an impressive name to live up to. And for the past 10 years it has been struggling to be something other than the sleepy little hamlet it once was.

But over the past year, Leesburg has boomed.

According to some city and county officials, Leesburg is "exploding." It has become a "boom town" built by tourism and business. If you doubt that, try to get a motel room in town even on a Monday night.

"We're full almost every night all year long," said Sigwick Inn owner John Sigilitto. "There has been a definite increase in tourism in Leesburg and we're interested in cultivating it."

Sigilitto said the upturn in his business, which he has owned for nearly three years, came in 1983 when the economy generally was enjoying a healthy surge. He vigorously pursues the "business market" -- travelers from Dulles International Airport who can't get rooms at the Marriott or the Holiday Inn. One night last week, 45 rooms were being used by flight crews.

There are 130 rooms available for the overnight Leesburg visitor, including two country inns.
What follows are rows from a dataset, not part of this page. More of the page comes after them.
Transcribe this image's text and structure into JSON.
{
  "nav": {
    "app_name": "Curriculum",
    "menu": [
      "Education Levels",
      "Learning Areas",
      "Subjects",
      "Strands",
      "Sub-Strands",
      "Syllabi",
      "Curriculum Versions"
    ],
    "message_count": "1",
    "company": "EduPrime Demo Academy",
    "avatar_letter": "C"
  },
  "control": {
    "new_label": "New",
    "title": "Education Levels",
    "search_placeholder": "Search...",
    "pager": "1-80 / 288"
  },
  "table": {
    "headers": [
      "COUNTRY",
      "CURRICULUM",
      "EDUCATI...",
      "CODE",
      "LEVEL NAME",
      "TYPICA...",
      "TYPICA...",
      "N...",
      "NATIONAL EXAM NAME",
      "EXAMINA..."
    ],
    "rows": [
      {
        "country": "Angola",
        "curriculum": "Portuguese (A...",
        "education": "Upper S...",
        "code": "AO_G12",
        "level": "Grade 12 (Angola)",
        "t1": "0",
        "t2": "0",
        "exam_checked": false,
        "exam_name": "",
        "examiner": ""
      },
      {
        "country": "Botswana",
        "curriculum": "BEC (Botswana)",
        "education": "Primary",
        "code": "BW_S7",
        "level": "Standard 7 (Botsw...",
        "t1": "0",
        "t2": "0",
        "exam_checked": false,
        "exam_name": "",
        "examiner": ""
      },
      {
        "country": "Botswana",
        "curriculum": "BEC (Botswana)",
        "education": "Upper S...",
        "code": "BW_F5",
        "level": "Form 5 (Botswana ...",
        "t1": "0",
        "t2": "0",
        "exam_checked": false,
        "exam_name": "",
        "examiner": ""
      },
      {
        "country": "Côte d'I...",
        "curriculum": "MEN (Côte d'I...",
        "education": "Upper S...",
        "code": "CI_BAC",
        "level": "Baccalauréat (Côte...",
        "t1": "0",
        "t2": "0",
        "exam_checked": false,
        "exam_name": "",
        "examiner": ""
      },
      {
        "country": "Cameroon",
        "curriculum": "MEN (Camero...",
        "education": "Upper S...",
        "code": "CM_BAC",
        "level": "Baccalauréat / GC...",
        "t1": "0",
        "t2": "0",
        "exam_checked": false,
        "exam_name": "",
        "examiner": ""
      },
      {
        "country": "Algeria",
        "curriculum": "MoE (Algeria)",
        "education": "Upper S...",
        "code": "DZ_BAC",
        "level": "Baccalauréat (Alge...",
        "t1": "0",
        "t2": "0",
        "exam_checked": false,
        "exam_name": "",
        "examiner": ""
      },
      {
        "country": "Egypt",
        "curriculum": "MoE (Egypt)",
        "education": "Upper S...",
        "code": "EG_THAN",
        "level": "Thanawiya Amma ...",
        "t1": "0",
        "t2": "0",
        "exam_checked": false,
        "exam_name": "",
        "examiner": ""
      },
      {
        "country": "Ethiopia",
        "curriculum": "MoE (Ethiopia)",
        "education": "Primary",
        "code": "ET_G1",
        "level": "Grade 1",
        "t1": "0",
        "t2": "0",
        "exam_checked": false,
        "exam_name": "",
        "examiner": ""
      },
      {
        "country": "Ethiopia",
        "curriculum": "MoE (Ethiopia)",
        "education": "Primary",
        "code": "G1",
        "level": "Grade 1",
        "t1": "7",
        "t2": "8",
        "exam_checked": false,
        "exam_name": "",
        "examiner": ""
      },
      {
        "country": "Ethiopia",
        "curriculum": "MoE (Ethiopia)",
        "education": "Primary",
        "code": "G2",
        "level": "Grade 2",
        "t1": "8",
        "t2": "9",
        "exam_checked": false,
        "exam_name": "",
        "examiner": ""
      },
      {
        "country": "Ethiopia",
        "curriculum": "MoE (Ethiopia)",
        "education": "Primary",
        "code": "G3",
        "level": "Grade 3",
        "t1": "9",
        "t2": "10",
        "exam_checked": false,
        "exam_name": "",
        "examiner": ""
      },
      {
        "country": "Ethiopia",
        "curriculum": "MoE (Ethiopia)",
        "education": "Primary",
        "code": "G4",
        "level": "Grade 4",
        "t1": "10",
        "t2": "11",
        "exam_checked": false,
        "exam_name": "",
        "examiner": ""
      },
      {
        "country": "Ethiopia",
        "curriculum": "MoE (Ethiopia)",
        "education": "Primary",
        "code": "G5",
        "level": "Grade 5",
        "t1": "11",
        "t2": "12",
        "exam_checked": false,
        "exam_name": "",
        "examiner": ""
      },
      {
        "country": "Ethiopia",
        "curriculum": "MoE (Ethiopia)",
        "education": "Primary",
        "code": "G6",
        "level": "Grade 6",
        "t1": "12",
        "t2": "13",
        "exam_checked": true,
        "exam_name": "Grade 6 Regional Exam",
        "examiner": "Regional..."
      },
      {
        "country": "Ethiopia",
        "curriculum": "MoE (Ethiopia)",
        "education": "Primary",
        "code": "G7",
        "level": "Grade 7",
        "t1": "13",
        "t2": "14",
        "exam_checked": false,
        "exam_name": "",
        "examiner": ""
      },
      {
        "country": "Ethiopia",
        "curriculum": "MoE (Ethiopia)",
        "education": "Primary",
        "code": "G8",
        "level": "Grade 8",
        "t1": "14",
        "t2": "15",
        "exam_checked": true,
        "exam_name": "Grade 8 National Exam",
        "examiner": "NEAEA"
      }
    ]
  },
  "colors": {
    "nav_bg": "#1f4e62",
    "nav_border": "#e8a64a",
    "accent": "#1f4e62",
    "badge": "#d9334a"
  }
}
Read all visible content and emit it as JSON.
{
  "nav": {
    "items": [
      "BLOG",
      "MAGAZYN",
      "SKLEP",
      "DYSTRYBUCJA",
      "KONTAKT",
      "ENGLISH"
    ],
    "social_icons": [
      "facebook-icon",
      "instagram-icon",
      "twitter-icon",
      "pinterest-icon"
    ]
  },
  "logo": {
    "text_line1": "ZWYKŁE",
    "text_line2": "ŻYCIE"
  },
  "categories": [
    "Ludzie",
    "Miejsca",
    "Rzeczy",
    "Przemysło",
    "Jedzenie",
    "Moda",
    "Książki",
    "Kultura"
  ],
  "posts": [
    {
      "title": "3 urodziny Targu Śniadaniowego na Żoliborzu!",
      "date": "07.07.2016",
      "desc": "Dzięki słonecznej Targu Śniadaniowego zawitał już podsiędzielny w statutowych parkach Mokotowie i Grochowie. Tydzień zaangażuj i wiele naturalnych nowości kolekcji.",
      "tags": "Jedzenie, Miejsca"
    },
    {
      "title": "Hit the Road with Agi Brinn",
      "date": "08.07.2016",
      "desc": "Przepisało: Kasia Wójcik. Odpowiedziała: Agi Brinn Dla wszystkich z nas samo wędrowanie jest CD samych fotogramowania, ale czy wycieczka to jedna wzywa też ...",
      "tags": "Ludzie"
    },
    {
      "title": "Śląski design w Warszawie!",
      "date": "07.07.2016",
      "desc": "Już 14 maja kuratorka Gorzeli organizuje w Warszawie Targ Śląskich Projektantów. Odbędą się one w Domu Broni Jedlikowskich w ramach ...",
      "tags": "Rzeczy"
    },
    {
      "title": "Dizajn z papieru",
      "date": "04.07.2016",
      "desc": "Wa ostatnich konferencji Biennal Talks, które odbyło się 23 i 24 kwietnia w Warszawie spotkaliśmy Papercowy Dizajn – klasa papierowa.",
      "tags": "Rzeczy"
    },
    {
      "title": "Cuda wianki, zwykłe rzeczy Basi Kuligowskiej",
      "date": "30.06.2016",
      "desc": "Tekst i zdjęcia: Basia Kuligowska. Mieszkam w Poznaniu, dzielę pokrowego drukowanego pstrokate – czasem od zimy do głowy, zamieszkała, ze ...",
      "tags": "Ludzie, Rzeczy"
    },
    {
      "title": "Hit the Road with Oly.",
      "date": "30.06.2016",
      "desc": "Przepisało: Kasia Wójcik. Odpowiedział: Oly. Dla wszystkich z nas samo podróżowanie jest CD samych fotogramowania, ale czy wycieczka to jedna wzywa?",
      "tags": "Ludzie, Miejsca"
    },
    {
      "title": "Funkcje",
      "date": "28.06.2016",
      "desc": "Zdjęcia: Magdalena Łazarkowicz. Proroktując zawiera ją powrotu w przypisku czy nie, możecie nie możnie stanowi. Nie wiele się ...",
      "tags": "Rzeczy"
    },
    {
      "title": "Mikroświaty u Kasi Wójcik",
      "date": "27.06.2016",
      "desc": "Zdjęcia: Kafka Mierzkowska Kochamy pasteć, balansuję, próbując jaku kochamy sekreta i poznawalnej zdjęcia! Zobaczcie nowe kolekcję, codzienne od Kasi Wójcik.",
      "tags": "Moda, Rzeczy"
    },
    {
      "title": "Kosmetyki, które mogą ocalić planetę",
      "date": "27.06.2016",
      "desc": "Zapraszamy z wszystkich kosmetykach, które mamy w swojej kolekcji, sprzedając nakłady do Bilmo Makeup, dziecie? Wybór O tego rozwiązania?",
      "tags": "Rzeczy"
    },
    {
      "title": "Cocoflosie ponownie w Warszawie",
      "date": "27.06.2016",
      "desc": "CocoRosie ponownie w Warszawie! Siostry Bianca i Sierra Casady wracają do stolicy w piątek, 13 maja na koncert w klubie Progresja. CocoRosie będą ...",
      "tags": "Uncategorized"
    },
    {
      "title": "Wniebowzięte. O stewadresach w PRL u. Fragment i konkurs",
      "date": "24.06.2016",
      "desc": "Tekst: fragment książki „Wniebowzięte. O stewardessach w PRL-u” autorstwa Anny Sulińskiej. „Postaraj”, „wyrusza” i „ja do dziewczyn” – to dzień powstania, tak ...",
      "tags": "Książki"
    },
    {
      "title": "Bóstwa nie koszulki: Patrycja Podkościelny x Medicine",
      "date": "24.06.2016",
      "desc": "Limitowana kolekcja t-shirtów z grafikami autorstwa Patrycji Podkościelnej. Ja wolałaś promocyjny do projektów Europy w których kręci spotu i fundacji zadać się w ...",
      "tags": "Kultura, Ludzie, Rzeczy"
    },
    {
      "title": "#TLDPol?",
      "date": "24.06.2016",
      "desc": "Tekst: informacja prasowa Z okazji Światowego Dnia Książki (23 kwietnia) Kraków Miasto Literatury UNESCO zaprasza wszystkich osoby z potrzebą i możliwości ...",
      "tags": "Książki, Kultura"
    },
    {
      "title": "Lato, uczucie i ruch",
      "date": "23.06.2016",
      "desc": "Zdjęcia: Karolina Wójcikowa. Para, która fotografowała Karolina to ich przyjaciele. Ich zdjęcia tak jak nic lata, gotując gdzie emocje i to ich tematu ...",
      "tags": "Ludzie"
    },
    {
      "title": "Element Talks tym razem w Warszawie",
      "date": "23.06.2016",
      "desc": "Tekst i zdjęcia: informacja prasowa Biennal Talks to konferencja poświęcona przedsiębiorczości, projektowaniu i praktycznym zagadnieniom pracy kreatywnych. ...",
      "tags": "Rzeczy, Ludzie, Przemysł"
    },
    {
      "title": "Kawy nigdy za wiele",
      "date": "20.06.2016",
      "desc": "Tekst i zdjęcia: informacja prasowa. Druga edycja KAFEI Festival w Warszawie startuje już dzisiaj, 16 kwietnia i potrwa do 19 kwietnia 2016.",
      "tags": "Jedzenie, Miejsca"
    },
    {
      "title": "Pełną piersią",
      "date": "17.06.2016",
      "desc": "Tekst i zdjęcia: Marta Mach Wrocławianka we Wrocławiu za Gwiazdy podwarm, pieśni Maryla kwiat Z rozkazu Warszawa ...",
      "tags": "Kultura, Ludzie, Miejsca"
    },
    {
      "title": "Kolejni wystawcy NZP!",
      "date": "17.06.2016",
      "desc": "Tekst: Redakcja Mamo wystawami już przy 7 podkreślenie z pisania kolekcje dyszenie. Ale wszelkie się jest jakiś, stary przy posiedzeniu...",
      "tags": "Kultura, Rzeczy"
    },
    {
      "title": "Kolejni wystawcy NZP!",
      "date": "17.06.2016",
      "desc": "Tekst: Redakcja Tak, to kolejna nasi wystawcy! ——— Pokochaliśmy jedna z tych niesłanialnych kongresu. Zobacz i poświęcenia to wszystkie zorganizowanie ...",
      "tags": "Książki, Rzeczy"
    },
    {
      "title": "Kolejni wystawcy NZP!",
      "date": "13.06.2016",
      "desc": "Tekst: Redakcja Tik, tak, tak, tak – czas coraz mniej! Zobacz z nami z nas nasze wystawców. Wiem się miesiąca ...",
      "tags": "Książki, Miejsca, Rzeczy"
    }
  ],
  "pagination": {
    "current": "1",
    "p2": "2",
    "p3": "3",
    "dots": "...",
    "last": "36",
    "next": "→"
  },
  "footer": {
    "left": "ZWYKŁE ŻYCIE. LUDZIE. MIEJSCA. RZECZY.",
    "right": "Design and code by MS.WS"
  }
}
In response to the westward push of tourism and economic development through Leesburg, town fathers have approved rezoning within the last year for the construction of three new motels, which will bring the total number of rooms available by 1986 up to 453. Market Square Station, a multiuse development under construction in town, will house, among other things, three quality restaurants to complement restaurants such as the Colonial, Green Tree and Laurel Brigade inns downtown.

Another attraction officials believe will bring in more tourists is the Washington and Old Dominion Bike Trail that begins in Arlington. It is slated for completion through Leesburg within the month.

The proximity of Dulles Airport, the recently completed Dulles Toll Road and the even more recent announcement by Pan American World Airways that it will use the airport as a hub for its flights to Europe and South and Central America beginning Saturday, will continue to spur growth throughout Loudoun, as will several huge projects, including a multimillion dollar commercial and residential Xerox development and the Center for Innovative Technology.

But some Leesburg officials, who believe that tourism is, next to agriculture, the county's biggest moneymaker, are working to preserve the town as it was 235 years ago. Ball's Bluff National Cemetery and Battlefield near Leesburg, 475 acres of hilly forest land, were recently designated a national historic landmark.

According to county tourism director Hugh Harmon and County Board Chairman Frank Raflo, the county is trying to persuade the National Park Service to acquire the battlefield. That, said Raflo, could bring in $200,000 annually.

Although the town of Leesburg and county tourism officials have never done a study on what tourism means to Leesburg in terms of revenue, Raflo estimates the county figure at $30 million annually, growing by about 10 percent every year. Last year 31,000 tourists stopped in the Visitors Center on West Loudoun Street.

Raflo, once Leesburg's mayor and several times president of the county's Chamber of Commerce, said the boards of Fauquier and Loudoun counties took a land-use planning tour in England in 1972. "The most important thing we learned was that the tourist dollar is the basis for preservation and conservation of a way of life." That concept was brought home to him, Raflo said, when the group visited a castle built in 860 A.D. "The armory and the dungeon were cold and wet, just like they were when the castle was built. But the tourist shop, right next to them, was warm and well-lighted."

A former Leesburg resident who visited last week was shocked at the changes in the town. "The crowded streets, the tourists, the new restaurants, the brick sidewalks . . . I couldn't believe it," he said.

If it has changed, what has been preserved?

The buildings mostly. A walking tour of the city will reveal to the tourist's wandering eye at least 50 buildings restored and preserved much as they were over 100 or 200 years ago. One of the oldest is the Patterson House, a Georgian-style stone building built in 1759 now filled with business offices.

Leesburg, one of only five Virginia towns to be named a National Historic District, has an architectural review board that oversees new construction to ensure it is compatible with the old and restoration efforts to ensure authenticity. Said Raflo, "We try not to be colonial. We just want to be what we had been -- a rural town with a mixture of architectural designs."

In an effort to spur tourism and thus preserve what is most appealing about Leesburg and the county, Raflo recently spearheaded a drive that saw tourism separated from the Department of Economic Development by a 5-to-3 board vote. Although county officials are seeking larger quarters for Hugh Harmon and his staff of one, no additional funds were allotted for tourism in the 1985-86 budget. About $176,000 -- $1000 more than last year -- will be spent this year, mostly on publications designed to lure the tourists from Washington and surrounding states.

"We just want to make'em come out, look at the cows, go to the toilet, spend their money and go home," Raflo said.